» Assignment
Your response should consist solely of the lines from the one containing "Output a JSON" through the end of the data, copied exactly.

[Dataset rows describing interfaces]

Start of Block

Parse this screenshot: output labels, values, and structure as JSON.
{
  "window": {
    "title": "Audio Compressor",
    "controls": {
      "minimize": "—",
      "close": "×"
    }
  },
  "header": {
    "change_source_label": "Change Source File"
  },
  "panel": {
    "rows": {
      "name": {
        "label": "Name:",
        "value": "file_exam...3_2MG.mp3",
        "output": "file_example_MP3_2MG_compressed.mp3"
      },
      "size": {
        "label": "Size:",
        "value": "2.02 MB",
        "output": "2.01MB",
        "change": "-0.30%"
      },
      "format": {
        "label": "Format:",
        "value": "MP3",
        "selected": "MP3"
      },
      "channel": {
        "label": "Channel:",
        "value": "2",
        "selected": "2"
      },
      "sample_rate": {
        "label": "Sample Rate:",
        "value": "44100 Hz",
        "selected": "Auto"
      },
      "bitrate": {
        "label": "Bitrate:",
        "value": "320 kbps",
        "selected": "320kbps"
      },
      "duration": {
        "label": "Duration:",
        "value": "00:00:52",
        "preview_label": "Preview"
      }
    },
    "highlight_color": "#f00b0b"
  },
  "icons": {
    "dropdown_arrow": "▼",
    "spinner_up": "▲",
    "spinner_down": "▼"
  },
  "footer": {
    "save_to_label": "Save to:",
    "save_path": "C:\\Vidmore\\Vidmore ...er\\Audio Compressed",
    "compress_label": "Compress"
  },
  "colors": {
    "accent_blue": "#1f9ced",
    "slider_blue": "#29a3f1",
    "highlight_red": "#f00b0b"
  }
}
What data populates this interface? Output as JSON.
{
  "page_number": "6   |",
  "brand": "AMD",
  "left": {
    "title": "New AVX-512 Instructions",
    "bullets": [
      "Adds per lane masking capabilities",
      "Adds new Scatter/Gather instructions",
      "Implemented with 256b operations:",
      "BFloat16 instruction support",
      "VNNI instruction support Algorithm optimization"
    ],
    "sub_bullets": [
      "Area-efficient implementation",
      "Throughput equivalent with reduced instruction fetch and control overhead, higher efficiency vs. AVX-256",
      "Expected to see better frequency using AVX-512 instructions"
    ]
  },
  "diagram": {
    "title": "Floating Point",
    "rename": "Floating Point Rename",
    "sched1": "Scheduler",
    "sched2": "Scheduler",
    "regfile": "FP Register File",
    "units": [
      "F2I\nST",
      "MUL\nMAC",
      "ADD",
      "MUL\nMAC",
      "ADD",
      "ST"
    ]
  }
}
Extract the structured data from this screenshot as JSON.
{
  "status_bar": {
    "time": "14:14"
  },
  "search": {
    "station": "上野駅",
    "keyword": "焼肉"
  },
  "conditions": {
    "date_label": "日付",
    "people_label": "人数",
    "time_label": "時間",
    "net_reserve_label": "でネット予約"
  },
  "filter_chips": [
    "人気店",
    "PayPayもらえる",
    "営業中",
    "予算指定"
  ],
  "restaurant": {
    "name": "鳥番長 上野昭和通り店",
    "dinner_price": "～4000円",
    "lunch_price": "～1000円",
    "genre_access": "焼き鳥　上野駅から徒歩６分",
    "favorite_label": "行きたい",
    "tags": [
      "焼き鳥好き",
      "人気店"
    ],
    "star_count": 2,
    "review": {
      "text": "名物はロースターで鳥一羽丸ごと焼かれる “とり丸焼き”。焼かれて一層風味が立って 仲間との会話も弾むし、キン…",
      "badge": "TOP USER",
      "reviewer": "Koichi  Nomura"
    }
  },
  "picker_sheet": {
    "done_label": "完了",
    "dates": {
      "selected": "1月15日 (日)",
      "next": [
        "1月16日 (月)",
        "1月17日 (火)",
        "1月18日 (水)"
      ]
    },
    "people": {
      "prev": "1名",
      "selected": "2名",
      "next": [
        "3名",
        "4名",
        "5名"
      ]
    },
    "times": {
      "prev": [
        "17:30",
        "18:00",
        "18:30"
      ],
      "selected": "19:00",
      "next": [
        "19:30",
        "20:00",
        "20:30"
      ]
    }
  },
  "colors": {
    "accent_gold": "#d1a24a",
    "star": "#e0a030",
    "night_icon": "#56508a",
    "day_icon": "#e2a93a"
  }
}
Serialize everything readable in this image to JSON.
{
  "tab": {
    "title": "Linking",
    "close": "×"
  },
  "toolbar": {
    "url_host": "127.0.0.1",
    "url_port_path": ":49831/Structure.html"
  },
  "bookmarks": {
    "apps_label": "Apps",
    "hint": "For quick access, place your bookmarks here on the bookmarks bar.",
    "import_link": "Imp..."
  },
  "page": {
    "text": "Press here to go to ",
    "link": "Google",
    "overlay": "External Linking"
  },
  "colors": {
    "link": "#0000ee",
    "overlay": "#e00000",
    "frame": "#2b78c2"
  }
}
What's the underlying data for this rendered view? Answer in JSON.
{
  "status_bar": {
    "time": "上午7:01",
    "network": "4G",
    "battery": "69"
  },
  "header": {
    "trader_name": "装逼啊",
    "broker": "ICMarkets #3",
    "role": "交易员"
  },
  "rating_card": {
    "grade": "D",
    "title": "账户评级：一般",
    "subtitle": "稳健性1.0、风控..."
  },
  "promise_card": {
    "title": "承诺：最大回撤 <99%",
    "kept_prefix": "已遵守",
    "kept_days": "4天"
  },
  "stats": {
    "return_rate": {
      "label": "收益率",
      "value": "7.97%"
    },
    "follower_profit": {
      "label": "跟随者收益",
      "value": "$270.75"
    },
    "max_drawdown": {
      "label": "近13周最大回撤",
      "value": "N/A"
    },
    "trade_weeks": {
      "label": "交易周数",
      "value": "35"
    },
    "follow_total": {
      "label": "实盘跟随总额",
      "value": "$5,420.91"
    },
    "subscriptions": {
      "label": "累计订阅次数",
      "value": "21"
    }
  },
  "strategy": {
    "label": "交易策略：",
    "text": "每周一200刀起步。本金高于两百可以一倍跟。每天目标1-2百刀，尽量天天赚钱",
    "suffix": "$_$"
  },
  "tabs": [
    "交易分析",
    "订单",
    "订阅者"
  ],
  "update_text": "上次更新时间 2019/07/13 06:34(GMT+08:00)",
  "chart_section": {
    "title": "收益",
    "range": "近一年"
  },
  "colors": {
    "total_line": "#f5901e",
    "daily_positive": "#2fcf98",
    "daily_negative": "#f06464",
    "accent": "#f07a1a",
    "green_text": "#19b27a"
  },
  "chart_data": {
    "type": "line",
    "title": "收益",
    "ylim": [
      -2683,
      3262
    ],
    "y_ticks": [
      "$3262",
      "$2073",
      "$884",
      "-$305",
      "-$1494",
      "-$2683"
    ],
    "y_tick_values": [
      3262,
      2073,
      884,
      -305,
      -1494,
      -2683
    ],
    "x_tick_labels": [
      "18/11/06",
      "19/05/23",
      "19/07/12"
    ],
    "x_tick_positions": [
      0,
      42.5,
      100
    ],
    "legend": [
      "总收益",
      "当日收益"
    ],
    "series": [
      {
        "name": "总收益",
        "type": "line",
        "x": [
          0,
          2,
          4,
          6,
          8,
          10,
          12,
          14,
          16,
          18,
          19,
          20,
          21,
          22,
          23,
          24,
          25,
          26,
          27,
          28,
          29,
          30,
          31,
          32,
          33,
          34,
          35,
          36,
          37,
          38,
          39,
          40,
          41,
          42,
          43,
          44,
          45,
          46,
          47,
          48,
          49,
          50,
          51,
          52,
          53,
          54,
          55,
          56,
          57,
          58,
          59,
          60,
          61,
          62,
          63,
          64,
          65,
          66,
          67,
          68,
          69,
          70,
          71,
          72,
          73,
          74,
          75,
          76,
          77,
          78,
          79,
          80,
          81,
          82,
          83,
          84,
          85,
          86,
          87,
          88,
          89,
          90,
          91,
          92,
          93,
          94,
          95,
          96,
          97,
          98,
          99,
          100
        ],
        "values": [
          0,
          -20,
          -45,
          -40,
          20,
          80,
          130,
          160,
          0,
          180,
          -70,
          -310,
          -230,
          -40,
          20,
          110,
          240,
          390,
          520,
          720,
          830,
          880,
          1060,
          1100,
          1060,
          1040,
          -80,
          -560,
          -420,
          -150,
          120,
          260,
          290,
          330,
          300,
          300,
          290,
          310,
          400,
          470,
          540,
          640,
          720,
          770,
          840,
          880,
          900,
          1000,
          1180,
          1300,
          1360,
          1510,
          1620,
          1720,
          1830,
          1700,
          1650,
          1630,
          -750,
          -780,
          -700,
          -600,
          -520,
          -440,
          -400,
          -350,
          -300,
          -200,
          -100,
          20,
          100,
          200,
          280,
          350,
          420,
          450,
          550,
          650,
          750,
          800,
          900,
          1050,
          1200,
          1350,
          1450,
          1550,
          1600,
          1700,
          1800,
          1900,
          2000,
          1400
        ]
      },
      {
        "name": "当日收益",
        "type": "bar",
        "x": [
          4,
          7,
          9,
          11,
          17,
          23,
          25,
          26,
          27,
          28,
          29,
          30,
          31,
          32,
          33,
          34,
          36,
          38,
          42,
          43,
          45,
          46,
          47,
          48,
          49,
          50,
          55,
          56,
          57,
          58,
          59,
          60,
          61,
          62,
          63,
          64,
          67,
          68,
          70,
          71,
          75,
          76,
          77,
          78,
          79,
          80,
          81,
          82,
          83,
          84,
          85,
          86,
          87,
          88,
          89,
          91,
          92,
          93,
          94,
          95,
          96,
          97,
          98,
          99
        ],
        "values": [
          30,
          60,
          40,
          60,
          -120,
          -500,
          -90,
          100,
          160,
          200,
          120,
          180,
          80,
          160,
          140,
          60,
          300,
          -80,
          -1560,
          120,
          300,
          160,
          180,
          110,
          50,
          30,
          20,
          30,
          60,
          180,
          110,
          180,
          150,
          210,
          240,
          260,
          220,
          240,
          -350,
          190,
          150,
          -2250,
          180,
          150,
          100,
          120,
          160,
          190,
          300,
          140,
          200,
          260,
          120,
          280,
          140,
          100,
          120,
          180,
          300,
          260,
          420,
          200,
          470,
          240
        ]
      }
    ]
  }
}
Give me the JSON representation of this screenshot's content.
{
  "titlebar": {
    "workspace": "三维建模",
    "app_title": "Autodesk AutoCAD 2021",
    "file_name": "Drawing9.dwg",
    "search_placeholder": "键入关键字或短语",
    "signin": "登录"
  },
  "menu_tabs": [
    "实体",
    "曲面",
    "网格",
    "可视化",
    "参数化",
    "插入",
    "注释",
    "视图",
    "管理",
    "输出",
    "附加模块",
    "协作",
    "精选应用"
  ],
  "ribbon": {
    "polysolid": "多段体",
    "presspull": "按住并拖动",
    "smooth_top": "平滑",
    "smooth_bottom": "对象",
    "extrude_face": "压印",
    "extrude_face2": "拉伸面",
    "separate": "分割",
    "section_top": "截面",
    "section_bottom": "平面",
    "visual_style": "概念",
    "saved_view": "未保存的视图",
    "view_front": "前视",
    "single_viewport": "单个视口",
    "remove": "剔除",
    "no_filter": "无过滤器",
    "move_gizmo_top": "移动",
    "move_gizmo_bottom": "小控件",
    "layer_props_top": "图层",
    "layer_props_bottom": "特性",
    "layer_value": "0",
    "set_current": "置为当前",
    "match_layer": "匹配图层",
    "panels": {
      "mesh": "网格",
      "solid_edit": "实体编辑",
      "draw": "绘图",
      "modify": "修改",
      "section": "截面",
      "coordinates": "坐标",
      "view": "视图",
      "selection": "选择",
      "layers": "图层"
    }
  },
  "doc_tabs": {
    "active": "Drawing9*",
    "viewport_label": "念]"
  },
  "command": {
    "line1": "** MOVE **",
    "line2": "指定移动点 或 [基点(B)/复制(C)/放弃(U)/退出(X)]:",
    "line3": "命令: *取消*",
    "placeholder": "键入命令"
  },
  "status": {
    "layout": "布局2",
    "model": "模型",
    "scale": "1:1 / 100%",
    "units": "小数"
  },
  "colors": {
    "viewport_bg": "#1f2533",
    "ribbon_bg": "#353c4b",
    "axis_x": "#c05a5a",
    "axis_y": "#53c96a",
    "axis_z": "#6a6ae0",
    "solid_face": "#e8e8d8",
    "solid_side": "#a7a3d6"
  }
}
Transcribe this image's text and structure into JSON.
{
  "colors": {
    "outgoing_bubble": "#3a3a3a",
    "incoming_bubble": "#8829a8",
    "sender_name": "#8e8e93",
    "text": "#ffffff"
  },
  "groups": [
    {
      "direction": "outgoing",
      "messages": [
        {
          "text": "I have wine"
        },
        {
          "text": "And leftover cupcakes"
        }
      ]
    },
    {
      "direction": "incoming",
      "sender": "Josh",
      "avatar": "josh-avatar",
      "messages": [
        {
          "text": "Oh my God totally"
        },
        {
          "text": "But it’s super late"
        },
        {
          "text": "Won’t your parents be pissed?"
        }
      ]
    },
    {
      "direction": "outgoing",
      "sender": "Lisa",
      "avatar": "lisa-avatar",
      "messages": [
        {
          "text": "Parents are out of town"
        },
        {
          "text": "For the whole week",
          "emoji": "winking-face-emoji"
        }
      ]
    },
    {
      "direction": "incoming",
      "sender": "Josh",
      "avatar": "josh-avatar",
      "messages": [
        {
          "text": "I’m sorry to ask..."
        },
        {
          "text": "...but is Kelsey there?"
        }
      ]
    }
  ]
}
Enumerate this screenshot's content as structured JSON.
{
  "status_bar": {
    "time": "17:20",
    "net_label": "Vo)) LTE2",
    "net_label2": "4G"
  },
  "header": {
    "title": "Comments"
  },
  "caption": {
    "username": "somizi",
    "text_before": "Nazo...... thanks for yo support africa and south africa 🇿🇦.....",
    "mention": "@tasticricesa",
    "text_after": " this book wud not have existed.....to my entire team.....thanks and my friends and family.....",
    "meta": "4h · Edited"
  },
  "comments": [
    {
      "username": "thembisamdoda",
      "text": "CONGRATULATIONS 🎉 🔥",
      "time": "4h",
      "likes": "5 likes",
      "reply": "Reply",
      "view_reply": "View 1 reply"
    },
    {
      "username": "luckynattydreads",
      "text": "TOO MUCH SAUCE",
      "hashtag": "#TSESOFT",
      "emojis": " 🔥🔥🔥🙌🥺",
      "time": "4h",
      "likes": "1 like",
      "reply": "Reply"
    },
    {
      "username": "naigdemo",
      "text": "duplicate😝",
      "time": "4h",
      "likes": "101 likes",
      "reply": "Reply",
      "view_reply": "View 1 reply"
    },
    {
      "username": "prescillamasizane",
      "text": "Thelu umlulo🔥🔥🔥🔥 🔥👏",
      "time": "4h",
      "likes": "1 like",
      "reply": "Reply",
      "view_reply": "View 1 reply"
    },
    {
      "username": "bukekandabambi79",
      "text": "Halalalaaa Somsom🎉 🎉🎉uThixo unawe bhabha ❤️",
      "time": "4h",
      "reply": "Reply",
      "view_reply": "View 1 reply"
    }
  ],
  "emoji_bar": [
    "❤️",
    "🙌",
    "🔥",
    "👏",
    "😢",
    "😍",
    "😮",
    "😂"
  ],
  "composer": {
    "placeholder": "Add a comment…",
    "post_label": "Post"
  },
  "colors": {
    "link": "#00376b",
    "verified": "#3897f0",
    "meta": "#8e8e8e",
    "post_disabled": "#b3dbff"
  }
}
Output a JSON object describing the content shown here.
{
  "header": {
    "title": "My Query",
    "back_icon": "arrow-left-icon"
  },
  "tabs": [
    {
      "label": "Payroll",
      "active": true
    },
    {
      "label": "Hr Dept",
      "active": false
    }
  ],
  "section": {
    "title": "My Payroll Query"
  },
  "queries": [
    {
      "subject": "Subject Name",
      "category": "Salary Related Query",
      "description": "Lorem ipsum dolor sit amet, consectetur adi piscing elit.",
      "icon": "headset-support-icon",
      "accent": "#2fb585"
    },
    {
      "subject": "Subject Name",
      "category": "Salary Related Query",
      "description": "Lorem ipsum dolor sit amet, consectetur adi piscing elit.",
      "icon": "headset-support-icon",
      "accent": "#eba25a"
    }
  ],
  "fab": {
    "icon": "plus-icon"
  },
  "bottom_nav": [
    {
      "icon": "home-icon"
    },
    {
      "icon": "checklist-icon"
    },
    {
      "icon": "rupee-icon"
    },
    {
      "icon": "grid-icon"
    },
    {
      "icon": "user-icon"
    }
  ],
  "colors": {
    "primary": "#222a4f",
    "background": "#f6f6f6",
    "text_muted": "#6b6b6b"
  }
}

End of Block

» Completed exercise
Output a JSON object describing the content shown here.
{
  "header": {
    "title": "My Query",
    "back_icon": "arrow-left-icon"
  },
  "tabs": [
    {
      "label": "Payroll",
      "active": true
    },
    {
      "label": "Hr Dept",
      "active": false
    }
  ],
  "section": {
    "title": "My Payroll Query"
  },
  "queries": [
    {
      "subject": "Subject Name",
      "category": "Salary Related Query",
      "description": "Lorem ipsum dolor sit amet, consectetur adi piscing elit.",
      "icon": "headset-support-icon",
      "accent": "#2fb585"
    },
    {
      "subject": "Subject Name",
      "category": "Salary Related Query",
      "description": "Lorem ipsum dolor sit amet, consectetur adi piscing elit.",
      "icon": "headset-support-icon",
      "accent": "#eba25a"
    }
  ],
  "fab": {
    "icon": "plus-icon"
  },
  "bottom_nav": [
    {
      "icon": "home-icon"
    },
    {
      "icon": "checklist-icon"
    },
    {
      "icon": "rupee-icon"
    },
    {
      "icon": "grid-icon"
    },
    {
      "icon": "user-icon"
    }
  ],
  "colors": {
    "primary": "#222a4f",
    "background": "#f6f6f6",
    "text_muted": "#6b6b6b"
  }
}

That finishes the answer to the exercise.